Him: “Oh. How much is that”
Me: “About 150 dollars”
Him: “150 dollars is an awful lot of vegetables!”
So since then I now think about the cost of everything added to the garden in terms of kilograms of broccoli. Raised bed “systems” can cost many many broccoli-kilograms (BRO-K).
That hit me where I live. I’m constantly weighing the value of what we grow, catch, shoot, and forage against what we build, furnish, maintain, and insure, and it generally doesn’t end well.

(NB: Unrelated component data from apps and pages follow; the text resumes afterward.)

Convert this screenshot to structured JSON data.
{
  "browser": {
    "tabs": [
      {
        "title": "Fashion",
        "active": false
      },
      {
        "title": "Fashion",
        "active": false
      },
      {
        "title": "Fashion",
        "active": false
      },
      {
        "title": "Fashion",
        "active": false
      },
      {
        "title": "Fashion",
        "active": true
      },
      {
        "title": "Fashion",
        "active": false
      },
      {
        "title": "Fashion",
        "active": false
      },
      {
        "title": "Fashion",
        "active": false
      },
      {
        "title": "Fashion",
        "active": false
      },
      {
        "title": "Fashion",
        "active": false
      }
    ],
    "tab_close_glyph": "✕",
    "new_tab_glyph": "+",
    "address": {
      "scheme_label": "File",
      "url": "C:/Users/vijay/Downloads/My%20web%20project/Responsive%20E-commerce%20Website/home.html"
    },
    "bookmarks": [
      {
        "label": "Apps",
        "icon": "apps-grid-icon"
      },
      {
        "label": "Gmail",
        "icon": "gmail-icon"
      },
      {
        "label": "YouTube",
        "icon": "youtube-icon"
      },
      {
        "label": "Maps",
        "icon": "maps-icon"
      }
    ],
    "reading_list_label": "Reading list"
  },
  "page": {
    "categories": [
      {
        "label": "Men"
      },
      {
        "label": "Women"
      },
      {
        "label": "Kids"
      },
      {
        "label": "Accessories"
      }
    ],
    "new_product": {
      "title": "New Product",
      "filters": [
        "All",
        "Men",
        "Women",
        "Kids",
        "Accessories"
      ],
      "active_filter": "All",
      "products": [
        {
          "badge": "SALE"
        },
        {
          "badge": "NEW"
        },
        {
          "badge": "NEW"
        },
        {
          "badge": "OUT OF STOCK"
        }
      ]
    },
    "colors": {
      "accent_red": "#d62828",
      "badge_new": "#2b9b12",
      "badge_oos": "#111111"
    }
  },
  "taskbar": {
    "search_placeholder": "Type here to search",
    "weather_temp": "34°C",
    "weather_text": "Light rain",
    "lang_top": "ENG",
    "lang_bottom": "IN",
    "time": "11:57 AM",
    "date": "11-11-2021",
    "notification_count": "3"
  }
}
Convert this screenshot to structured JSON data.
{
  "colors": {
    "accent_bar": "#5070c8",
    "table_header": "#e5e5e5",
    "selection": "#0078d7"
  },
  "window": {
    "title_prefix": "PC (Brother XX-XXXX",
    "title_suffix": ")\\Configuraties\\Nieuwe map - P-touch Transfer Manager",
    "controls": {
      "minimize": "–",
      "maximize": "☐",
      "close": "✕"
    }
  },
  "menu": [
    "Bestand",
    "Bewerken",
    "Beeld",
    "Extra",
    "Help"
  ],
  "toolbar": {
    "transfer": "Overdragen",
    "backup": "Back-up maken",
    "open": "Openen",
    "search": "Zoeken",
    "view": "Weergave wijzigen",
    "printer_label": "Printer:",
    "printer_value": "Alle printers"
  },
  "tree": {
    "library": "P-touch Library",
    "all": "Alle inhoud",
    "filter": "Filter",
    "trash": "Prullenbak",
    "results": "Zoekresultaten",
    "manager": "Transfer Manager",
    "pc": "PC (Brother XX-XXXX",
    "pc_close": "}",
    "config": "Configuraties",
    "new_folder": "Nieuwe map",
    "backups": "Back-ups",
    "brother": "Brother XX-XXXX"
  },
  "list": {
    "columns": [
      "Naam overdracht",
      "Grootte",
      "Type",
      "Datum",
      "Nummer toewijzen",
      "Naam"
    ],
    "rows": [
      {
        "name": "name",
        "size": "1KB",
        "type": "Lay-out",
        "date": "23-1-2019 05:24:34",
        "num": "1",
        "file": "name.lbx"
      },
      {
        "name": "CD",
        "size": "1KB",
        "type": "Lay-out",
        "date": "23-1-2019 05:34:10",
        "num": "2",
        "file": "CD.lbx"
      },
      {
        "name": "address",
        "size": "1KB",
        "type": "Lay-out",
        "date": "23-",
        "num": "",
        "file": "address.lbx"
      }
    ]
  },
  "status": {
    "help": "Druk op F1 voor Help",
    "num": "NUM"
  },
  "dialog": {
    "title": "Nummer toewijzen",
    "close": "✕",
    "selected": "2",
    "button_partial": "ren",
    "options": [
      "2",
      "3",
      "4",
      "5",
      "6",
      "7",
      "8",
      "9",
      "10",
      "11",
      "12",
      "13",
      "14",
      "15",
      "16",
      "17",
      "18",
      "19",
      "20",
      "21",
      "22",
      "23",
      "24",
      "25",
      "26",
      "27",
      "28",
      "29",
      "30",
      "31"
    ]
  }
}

I’ve taken some comfort in the chickens (a winner) and the lobsters (also a winner, if you don’t count the boat), but I’m afraid the losers outnumber the winners by a wide margin.
Ice-fishing, for example, has yielded a grand total of five trout. It’s cost us at least $150, and that’s not counting the beer. You’d think the sea salt would be in the plus column, what with seawater being free and all, but the gas we use to drive to the beach actually exceeds the value of the salt. I can’t tell about hunting because calculating the value of nothing – our hunting harvest thus far – is notoriously difficult.
And so I’m faced with the harsh reality of the BRO-K. At the moment, prices being what they are, a BRO-K is about $3.30. That means that, simply by getting my soil tested, I’m already ten BRO-Ks in the hole. Each yard of compost is another ten. Lumber for raised beds? Stones for terracing? Soil amendments? As Kingsley’s father would say, that’s an awful lot of vegetables.
But who the hell gardens for the money, anyway? Just asking the question misses the essence of growing things. Gardening isn’t about getting vegetables for cheap. You garden to get the backache from constant stooping. You garden to watch the fruit of your labors be destroyed by the vicissitudes of weather. You garden, above all, to insure that your surroundings have a robust population of well-fed insects.
But that one beautiful Brandywine you coax out of your Carver Coarse Sand? That makes it all worth it.
At least until after lunch, when you figure out what it cost you.